“If you push something hard enough, it will fall over.”

This concept may have comedic origins (it’s Fudd’s First Law of Opposition, from The Firesign Theater), but it’s all too accurate in the world of IT security as well.

Yes, if you overload a system, it will fall over — that’s what Denial-of-Service attacks (“DoS”) are all about. And while one given source might not be able to hit hard or often enough to do serious damage to your system, a million attackers can, all too easily. That’s a Distributed Denial-of-Service (“DDoS”) attack.

Granted, not all DoS and DDoS events begin with malicious intent; legitimate users can easily overwhelm services — both digital and non — ­that haven’t been provisioned or architected for massive surges in use. Consider downloads of major new songs, videos, operating system releases, or movie trailers; “Black Friday” opening hour at malls; traffic on major holiday weekends; slowdowns and crashes at popular sites like Twitter, Google, and Amazon — and at sites linked to or recommended by Slashdot, Reddit, Digg, or other popular sites. Even the phone system on maximum-calling times like Mother’s Day can inadvertently experience denials of service (this problem still persists in some places).

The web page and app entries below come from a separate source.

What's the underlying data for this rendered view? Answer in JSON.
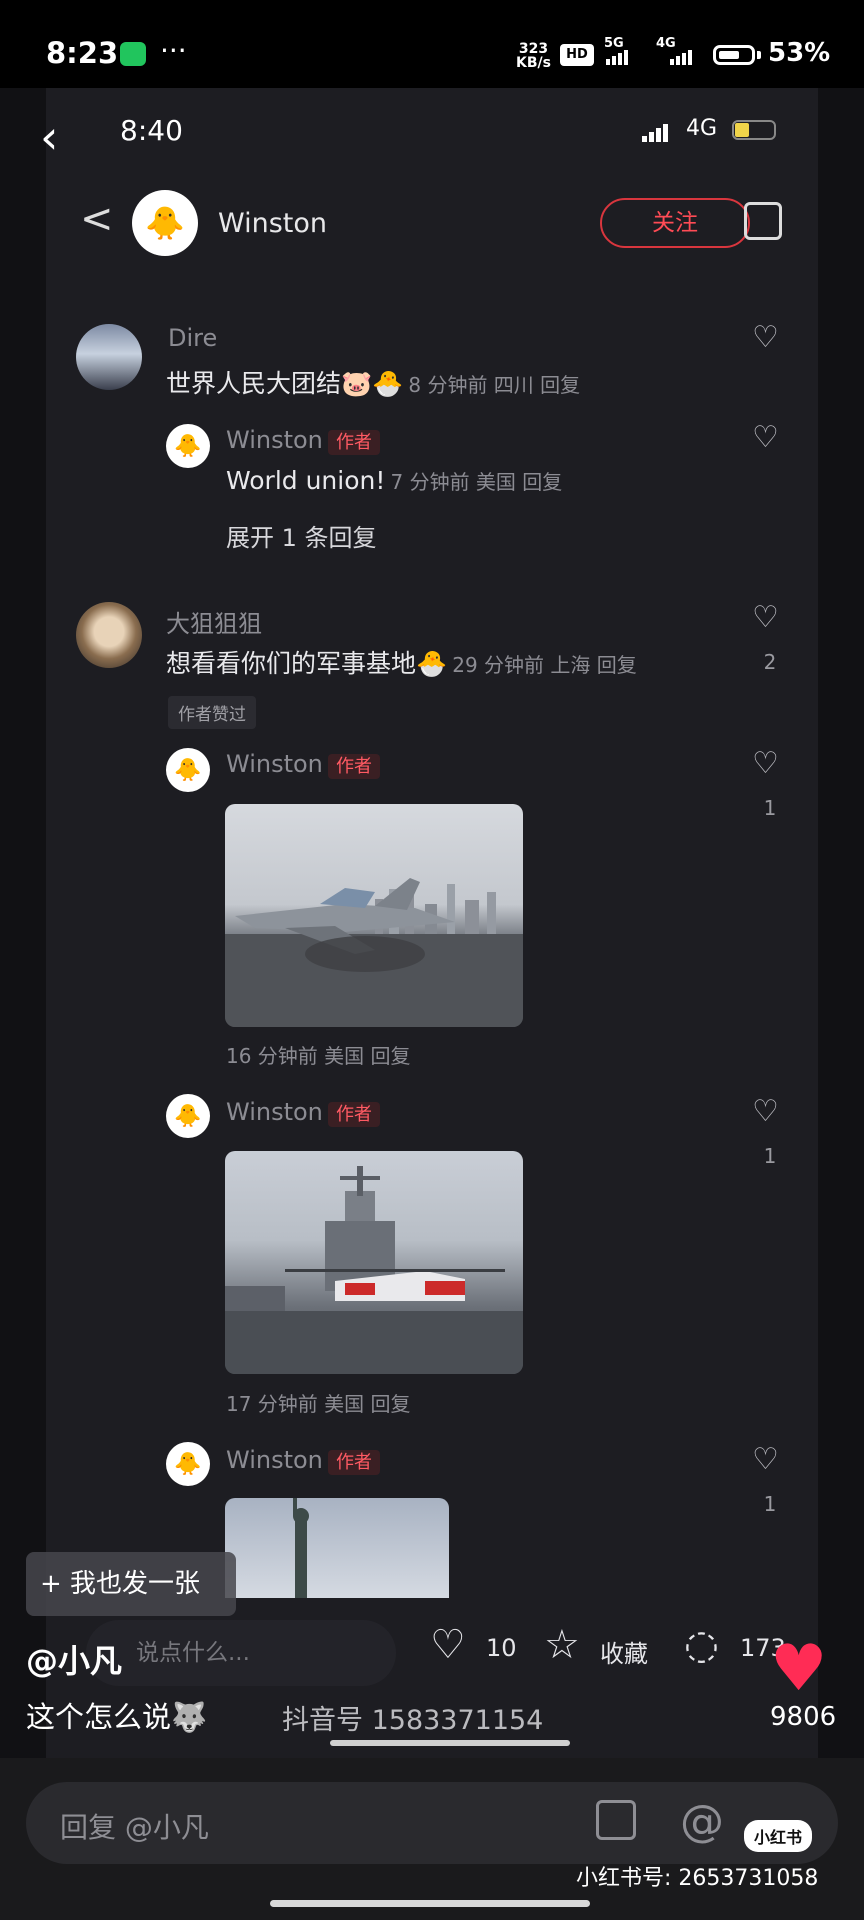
{
  "outer_status": {
    "time": "8:23",
    "more": "···",
    "net_speed_top": "323",
    "net_speed_unit": "KB/s",
    "hd": "HD",
    "signal1": "5G",
    "signal2": "4G",
    "battery": "53%"
  },
  "inner_status": {
    "time": "8:40",
    "network": "4G"
  },
  "header": {
    "back": "<",
    "name": "Winston",
    "follow": "关注"
  },
  "comments": [
    {
      "user": "Dire",
      "text": "世界人民大团结🐷🐣",
      "meta": "8 分钟前 四川 回复",
      "reply": {
        "user": "Winston",
        "tag": "作者",
        "text": "World union!",
        "meta": "7 分钟前 美国 回复"
      },
      "expand": "展开 1 条回复"
    },
    {
      "user": "大狙狙狙",
      "text": "想看看你们的军事基地🐣",
      "meta": "29 分钟前 上海 回复",
      "likes": "2",
      "chip": "作者赞过",
      "replies": [
        {
          "user": "Winston",
          "tag": "作者",
          "likes": "1",
          "meta": "16 分钟前 美国 回复"
        },
        {
          "user": "Winston",
          "tag": "作者",
          "likes": "1",
          "meta": "17 分钟前 美国 回复"
        },
        {
          "user": "Winston",
          "tag": "作者",
          "likes": "1"
        }
      ]
    }
  ],
  "overlay": {
    "share_pill": "+ 我也发一张",
    "username": "@小凡",
    "caption": "这个怎么说🐺",
    "input_placeholder": "说点什么...",
    "likes": "10",
    "collect": "收藏",
    "comments": "173",
    "total_likes": "9806",
    "watermark": "抖音号 1583371154"
  },
  "bottom": {
    "reply_placeholder": "回复 @小凡",
    "badge": "小红书",
    "xhs_id": "小红书号: 2653731058"
  }
}
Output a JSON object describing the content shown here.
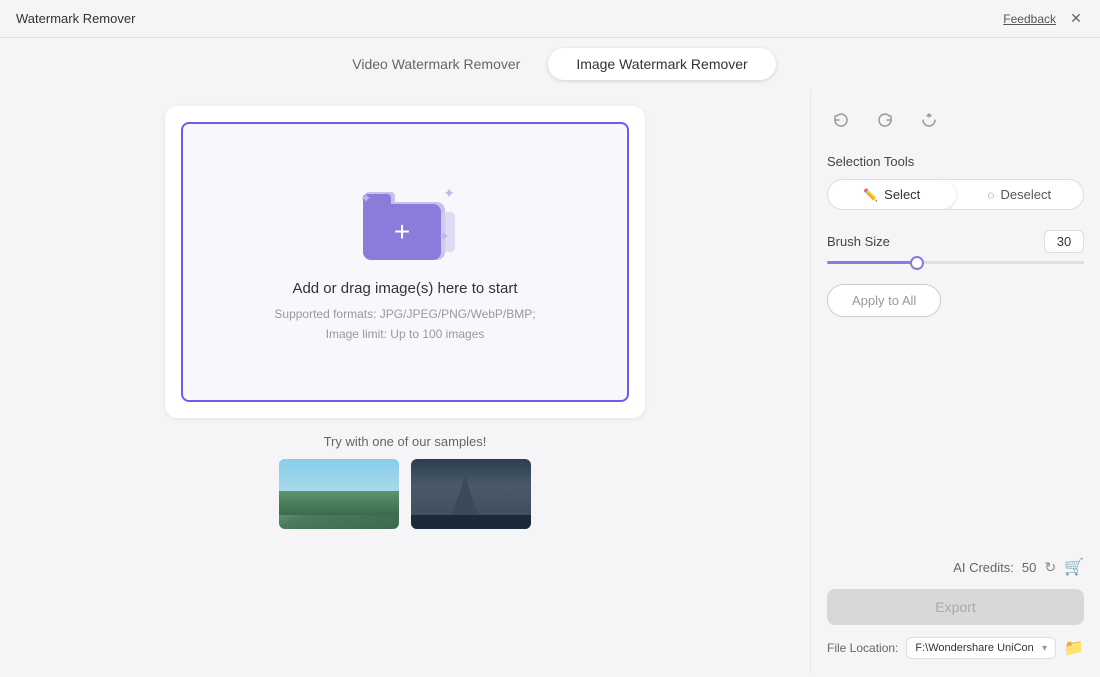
{
  "titleBar": {
    "appName": "Watermark Remover",
    "feedbackLabel": "Feedback",
    "closeIcon": "✕"
  },
  "tabs": [
    {
      "id": "video",
      "label": "Video Watermark Remover",
      "active": false
    },
    {
      "id": "image",
      "label": "Image Watermark Remover",
      "active": true
    }
  ],
  "uploadArea": {
    "title": "Add or drag image(s) here to start",
    "subtitle1": "Supported formats: JPG/JPEG/PNG/WebP/BMP;",
    "subtitle2": "Image limit: Up to 100 images",
    "plusIcon": "+"
  },
  "samples": {
    "sectionLabel": "Try with one of our samples!"
  },
  "rightPanel": {
    "selectionTools": {
      "label": "Selection Tools",
      "selectLabel": "Select",
      "deselectLabel": "Deselect"
    },
    "brushSize": {
      "label": "Brush Size",
      "value": "30",
      "sliderPercent": 35
    },
    "applyAllLabel": "Apply to All",
    "aiCredits": {
      "label": "AI Credits:",
      "value": "50"
    },
    "exportLabel": "Export",
    "fileLocation": {
      "label": "File Location:",
      "path": "F:\\Wondershare UniCon"
    }
  }
}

But Distributed Denial-of-Service Attacks are, increasingly, being used maliciously. Over the past year or so, DDoS attacks have hit PayPal, Bitcoin, HSBC, Sony, and gaming sites like Microsoft’s Xbox Live and Blizzard’s Battle.net, along with many other businesses and government organizations.

And the number, type and range of DDoS attacks continues to grow, making DDoS detection, prevention and mitigation yet one more security to-do on IT’s already long security list.

The Challenges of DDoS

Because DDoS attacks can come from hundreds, thousands, or even millions of different IP addresses, it is often hard to identify the attacking machines and to filter attacks. The tools to create and conduct DDoS attacks are startlingly available and inexpensive — as low as a few dollars — while the cost to the attacked organization can range from $50,000 to $500,000 for each hour of the attack in lost sales or business disruption.

And attacks can last hours, even a full day.

DDoS attacks are often measured by how much network bandwidth they consume, or by the number of simultaneous connections being requested. Is it enough to saturate the network connection to the server or service? Or to overwhelm the application? While most attacks have been single-digit Gbps (billions of bits per second), at least one DDoS attack on a data center was pegged at over 330 Gbps, and tens of thousands of connections were affected. On the other hand, many new attacks use less bandwidth, while lasting longer and doing more damage.

There are many types of DoS and DDoS attacks, including DNS attacks, Layer 3-4 and Layer 7 attacks, ICMP flooding, peer-to-peer attacks, and SYN flooding. There is even one type called “Permanent DoS” (PDoS), or “plashing,” which refers to attacks that require hardware be reinstalled or replaced (for example, by causing hardware to overheat).

Dealing with DDoS Attacks

IT departments geared up to handle malware, intrusions, and other threats aren’t necessarily prepared for DDoS attacks. But that doesn’t mean there is nothing to be done.

Start by understanding that you can’t prevent DDoS attacks. Your goal is to harden your IT infrastructure to resist DDoS attacks, prevent or minimize the damage they can do, and to be ready to deal with damage that may eventually occur.

DDoS solutions include:

  • Security appliances and software that reside in your network. This includes some components you likely already have, like firewalls and network switches, which may have settings that can help block DDoS attacks. There are also increasing numbers of DDoS tools out there to consider.
  • Cloud-based services, which you divert all traffic through. With enough bandwidth to “scrub” traffic and absorb volume-based attacks, cloud-based services can work to pass the legitimate stuff along to your site (or to your services elsewhere in the cloud). Cloud-based services offer the simplicity of not requiring you add hardware or software, or other integration.
  • Hybrid DDoS protection. Many organizations are adding both premises-based hardware and cloud-based services to their security repertoire.

It’s also important that your IT and customer support staff be ready to react during DDoS attacks. This includes alerting related departments (for example, caution accounting to not approve unexpected large financial requests) and providing places for users and customers to register complaints with.

When choosing solution partners:

  • Look for tools and services that allow for easy ways to add ad hoc patterns and policies
  • Pay attention to service scalability/elasticity
  • Engage a trusted partner to synthesize security efforts across your IT system

What’s important to remember is that whatever you set up has to be automatic in its responses. Manual response will take too long, and by the time you’ve completed it, your mission-critical IT has probably succumbed to Fudd’s Law and fallen over.

Ready to get serious about IT security? Let’s talk.